The LSE is the top institution for average earnings for graduates by age 29, according to raw earnings data compiled from tax records by the Institute for Fiscal Studies (IFS) and the Department for Education.
It is also the only institution in the country where women’s average earnings total above £50,000. Data shows a wage gap still exists as women earn on average £55,000 a year and men earn on average £60,000 a year by the age of 29.
Across the UK, women with degrees earn on average 28% more than non-graduate women. Men with degrees earn an average of 8% more than non-graduates.
LSE’s success may come down to the fact that Economics is the best paid degree subject, with Medicine a narrow second.
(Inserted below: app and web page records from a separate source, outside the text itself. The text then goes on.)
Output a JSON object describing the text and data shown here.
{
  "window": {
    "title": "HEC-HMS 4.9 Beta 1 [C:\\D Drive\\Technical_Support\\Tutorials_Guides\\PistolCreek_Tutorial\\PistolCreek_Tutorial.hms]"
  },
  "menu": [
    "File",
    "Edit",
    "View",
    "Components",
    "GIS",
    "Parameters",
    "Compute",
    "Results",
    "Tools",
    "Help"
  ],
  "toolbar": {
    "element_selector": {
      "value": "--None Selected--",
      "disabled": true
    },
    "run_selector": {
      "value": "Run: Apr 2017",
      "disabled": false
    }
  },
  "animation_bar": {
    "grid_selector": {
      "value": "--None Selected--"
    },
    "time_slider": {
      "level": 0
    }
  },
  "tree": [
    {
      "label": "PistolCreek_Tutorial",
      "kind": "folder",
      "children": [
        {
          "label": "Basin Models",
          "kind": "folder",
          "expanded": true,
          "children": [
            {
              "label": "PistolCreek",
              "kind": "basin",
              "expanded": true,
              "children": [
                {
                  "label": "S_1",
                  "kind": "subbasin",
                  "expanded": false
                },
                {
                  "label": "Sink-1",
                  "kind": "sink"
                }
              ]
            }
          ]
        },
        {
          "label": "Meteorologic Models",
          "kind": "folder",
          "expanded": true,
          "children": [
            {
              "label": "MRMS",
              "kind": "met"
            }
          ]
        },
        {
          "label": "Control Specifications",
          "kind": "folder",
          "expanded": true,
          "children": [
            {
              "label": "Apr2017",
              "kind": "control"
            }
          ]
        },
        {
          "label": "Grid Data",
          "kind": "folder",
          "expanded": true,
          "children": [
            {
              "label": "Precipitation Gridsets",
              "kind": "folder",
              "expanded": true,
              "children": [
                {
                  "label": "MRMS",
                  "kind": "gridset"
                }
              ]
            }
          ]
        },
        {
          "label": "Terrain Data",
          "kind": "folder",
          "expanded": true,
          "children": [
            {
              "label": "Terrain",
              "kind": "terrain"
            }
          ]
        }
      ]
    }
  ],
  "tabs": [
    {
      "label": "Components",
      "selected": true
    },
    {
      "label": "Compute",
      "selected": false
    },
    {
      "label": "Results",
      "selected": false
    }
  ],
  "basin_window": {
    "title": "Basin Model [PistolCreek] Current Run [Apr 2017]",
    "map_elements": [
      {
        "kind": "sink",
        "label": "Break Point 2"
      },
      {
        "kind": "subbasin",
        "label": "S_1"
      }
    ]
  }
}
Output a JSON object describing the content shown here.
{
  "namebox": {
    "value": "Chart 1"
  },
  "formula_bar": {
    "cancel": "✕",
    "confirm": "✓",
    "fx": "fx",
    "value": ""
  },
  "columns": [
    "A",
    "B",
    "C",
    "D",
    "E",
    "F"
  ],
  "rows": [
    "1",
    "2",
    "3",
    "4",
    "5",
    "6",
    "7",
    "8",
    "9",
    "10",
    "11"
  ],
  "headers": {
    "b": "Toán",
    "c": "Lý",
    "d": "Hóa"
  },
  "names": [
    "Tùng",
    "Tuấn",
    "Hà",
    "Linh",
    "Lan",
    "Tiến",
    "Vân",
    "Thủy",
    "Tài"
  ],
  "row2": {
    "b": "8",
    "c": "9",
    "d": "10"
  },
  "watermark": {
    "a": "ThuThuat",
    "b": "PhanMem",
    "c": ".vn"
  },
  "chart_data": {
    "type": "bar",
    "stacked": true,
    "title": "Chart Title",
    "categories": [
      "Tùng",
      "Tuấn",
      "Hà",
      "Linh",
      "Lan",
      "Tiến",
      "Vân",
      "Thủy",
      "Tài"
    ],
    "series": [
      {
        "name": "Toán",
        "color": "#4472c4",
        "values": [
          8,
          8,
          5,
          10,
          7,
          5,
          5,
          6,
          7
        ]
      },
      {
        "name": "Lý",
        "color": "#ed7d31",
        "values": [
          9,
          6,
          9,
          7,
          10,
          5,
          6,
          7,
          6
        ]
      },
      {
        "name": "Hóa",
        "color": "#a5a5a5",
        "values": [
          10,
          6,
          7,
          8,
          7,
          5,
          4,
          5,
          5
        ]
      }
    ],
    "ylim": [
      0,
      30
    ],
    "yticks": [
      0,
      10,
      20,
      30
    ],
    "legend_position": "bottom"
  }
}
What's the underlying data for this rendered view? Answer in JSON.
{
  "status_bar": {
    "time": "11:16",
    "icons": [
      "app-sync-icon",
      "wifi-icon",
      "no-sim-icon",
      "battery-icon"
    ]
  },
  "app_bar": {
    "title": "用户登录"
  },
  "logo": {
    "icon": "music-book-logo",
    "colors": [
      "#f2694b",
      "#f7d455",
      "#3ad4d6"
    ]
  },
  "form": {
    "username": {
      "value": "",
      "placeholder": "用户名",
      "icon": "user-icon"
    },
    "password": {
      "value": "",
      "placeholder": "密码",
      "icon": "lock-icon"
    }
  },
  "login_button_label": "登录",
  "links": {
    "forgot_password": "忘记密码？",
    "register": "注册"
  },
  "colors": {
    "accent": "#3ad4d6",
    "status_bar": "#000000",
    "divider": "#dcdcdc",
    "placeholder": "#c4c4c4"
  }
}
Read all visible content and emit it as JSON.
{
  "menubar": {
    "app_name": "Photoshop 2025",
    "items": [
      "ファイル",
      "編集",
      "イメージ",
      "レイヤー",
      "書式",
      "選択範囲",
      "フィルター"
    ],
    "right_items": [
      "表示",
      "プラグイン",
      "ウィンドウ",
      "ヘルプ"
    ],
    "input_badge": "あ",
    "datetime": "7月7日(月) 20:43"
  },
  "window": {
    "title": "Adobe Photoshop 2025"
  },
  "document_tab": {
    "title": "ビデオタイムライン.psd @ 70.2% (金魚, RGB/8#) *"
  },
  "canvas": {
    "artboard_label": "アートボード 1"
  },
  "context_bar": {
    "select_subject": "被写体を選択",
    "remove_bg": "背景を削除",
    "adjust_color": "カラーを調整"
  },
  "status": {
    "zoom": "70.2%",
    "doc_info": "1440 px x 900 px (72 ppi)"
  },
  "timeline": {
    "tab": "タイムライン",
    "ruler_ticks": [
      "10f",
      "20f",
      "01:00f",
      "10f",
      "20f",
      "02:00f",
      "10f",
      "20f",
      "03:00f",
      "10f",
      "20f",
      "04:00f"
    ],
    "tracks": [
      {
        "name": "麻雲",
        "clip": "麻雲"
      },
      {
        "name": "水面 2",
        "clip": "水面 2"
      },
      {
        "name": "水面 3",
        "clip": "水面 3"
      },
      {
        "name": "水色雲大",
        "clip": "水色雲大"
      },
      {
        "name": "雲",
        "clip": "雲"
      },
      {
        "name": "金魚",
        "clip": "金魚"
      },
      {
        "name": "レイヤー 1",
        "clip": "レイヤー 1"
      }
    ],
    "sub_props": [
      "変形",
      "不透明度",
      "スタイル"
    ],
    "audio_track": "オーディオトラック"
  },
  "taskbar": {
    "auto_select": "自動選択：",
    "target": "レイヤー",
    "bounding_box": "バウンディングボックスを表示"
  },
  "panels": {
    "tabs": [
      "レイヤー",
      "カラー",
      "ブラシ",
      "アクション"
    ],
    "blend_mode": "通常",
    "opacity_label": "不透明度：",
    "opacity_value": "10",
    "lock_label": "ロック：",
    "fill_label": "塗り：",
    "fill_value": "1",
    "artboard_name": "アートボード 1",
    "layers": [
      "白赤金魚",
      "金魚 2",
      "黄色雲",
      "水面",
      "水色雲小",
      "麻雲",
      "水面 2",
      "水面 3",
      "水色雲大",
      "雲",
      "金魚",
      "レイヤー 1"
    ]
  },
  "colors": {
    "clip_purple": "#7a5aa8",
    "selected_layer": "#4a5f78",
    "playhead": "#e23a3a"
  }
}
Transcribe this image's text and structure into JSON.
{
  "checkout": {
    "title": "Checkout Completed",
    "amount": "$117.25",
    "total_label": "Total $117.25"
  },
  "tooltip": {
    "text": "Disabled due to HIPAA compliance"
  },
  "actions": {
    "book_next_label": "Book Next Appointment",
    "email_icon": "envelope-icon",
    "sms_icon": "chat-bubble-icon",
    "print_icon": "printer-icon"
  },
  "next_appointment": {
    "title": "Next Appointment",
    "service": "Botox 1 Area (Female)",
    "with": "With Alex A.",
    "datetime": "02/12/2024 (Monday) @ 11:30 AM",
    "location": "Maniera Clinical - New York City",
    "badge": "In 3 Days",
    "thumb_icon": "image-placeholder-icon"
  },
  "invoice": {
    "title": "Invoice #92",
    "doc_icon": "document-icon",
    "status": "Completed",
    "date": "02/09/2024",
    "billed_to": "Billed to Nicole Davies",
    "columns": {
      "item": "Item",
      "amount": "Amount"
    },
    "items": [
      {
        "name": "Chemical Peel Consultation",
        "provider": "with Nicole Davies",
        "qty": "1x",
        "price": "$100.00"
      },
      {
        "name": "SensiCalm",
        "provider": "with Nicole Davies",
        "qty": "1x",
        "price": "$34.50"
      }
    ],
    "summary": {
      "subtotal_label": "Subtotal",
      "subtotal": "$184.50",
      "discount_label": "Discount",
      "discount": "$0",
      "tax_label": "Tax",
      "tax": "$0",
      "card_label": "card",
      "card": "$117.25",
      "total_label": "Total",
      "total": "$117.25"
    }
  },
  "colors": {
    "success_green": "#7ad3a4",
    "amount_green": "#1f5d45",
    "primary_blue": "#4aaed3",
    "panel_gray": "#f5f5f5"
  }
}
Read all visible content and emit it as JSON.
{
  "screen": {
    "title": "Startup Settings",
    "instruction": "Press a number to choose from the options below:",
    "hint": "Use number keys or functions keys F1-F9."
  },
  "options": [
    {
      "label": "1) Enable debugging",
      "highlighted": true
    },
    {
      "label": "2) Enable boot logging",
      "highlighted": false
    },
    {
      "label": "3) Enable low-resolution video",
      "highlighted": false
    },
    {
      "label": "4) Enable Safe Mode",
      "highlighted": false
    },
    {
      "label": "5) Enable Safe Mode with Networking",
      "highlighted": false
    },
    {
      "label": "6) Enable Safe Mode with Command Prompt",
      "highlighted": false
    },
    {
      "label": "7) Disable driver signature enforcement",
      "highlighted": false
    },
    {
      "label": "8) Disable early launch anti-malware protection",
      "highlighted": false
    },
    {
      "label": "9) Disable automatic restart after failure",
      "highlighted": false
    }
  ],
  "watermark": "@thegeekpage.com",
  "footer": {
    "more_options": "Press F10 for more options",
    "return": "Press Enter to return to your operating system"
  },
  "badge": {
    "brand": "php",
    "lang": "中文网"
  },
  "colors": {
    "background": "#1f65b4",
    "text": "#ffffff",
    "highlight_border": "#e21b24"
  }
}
For women, Medicine remains the best degree, as women studying this course may earn 78% more than non-graduate women.
The data sheds light on differences in earnings between men and women across the UK. The Guardian’s coverage highlights the most extreme gender gap among those who studied architecture at Cambridge: while men recorded average earnings of £200,000, for women the figure was just £50,000.
Male graduates from Oxford, Cambridge, Warwick and Imperial could expect to learn over £50,000 by the age of 29, but, on average, women from these institutions cannot expect to reach this threshold, according to the data.
As such, the data suggests that women with degrees earn, on average, similar wages to men with degrees. On average, both female graduates and male non-graduates earn around £30,000.
Reasons for the gap include women working part-time or starting families. Analysis also found that there was a strong correlation between a student’s earlier educational results, including GCSE and A-level grades, as well as their social and economic status, and differences in graduate incomes.
This data was collected from students who graduated ten years earlier. However, Sam Gyimah, the Higher Education Minister, dismissed this as a concern, saying “I think it is pretty serious if there is a course that 10 years ago did not deliver value, and that course is still being put on for future and prospective graduates to take. I think the intervention should be swift in that case.”
An LSE spokesperson told The Beaver: “Many LSE graduates perform remarkably well in securing professional level employment and have some of the highest average starting salaries out of all UK universities. But, in addition to succeeding in highly-rewarded careers, LSE graduates have a strong record of excelling in a range of sectors – such as academia, international development, non-governmental organisations, and public service.”
The data comes alongside the continuing debate about the value for money of some degree courses, as well as the systemic issue of the gender pay gap.